- Opening Delimiter -

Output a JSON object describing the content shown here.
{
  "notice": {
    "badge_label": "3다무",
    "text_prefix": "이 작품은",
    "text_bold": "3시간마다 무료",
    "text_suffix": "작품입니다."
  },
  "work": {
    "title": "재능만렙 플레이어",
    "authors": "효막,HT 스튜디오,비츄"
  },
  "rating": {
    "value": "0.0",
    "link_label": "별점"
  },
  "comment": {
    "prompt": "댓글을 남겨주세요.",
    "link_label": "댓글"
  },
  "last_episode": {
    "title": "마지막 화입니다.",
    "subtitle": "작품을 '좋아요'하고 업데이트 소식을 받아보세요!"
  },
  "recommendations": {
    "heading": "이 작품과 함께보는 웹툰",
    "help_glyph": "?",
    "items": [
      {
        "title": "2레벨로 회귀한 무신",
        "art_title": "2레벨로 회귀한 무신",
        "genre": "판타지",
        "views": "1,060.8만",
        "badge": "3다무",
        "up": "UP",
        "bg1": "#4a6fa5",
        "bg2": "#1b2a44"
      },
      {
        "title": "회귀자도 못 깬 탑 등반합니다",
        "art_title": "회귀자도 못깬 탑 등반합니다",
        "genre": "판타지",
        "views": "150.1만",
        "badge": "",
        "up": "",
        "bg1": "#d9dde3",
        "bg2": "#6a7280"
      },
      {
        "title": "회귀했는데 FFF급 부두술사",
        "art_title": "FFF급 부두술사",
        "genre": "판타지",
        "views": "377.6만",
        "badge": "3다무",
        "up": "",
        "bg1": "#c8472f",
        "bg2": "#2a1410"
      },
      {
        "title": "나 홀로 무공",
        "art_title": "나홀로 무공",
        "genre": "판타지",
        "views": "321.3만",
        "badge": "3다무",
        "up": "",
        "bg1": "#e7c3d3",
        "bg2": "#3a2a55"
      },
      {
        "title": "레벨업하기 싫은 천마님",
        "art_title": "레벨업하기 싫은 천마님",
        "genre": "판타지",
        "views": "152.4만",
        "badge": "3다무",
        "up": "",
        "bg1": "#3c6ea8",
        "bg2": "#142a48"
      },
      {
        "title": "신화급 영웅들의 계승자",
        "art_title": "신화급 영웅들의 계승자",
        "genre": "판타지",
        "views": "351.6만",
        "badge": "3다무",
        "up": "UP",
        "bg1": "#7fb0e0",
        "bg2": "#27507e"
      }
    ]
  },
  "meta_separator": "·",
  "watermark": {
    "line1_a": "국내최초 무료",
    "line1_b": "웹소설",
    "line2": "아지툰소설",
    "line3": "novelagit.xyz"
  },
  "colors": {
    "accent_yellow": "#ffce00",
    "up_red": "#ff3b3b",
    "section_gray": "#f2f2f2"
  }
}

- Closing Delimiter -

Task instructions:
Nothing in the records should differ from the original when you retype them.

Answer:
Output a JSON object describing the content shown here.
{
  "notice": {
    "badge_label": "3다무",
    "text_prefix": "이 작품은",
    "text_bold": "3시간마다 무료",
    "text_suffix": "작품입니다."
  },
  "work": {
    "title": "재능만렙 플레이어",
    "authors": "효막,HT 스튜디오,비츄"
  },
  "rating": {
    "value": "0.0",
    "link_label": "별점"
  },
  "comment": {
    "prompt": "댓글을 남겨주세요.",
    "link_label": "댓글"
  },
  "last_episode": {
    "title": "마지막 화입니다.",
    "subtitle": "작품을 '좋아요'하고 업데이트 소식을 받아보세요!"
  },
  "recommendations": {
    "heading": "이 작품과 함께보는 웹툰",
    "help_glyph": "?",
    "items": [
      {
        "title": "2레벨로 회귀한 무신",
        "art_title": "2레벨로 회귀한 무신",
        "genre": "판타지",
        "views": "1,060.8만",
        "badge": "3다무",
        "up": "UP",
        "bg1": "#4a6fa5",
        "bg2": "#1b2a44"
      },
      {
        "title": "회귀자도 못 깬 탑 등반합니다",
        "art_title": "회귀자도 못깬 탑 등반합니다",
        "genre": "판타지",
        "views": "150.1만",
        "badge": "",
        "up": "",
        "bg1": "#d9dde3",
        "bg2": "#6a7280"
      },
      {
        "title": "회귀했는데 FFF급 부두술사",
        "art_title": "FFF급 부두술사",
        "genre": "판타지",
        "views": "377.6만",
        "badge": "3다무",
        "up": "",
        "bg1": "#c8472f",
        "bg2": "#2a1410"
      },
      {
        "title": "나 홀로 무공",
        "art_title": "나홀로 무공",
        "genre": "판타지",
        "views": "321.3만",
        "badge": "3다무",
        "up": "",
        "bg1": "#e7c3d3",
        "bg2": "#3a2a55"
      },
      {
        "title": "레벨업하기 싫은 천마님",
        "art_title": "레벨업하기 싫은 천마님",
        "genre": "판타지",
        "views": "152.4만",
        "badge": "3다무",
        "up": "",
        "bg1": "#3c6ea8",
        "bg2": "#142a48"
      },
      {
        "title": "신화급 영웅들의 계승자",
        "art_title": "신화급 영웅들의 계승자",
        "genre": "판타지",
        "views": "351.6만",
        "badge": "3다무",
        "up": "UP",
        "bg1": "#7fb0e0",
        "bg2": "#27507e"
      }
    ]
  },
  "meta_separator": "·",
  "watermark": {
    "line1_a": "국내최초 무료",
    "line1_b": "웹소설",
    "line2": "아지툰소설",
    "line3": "novelagit.xyz"
  },
  "colors": {
    "accent_yellow": "#ffce00",
    "up_red": "#ff3b3b",
    "section_gray": "#f2f2f2"
  }
}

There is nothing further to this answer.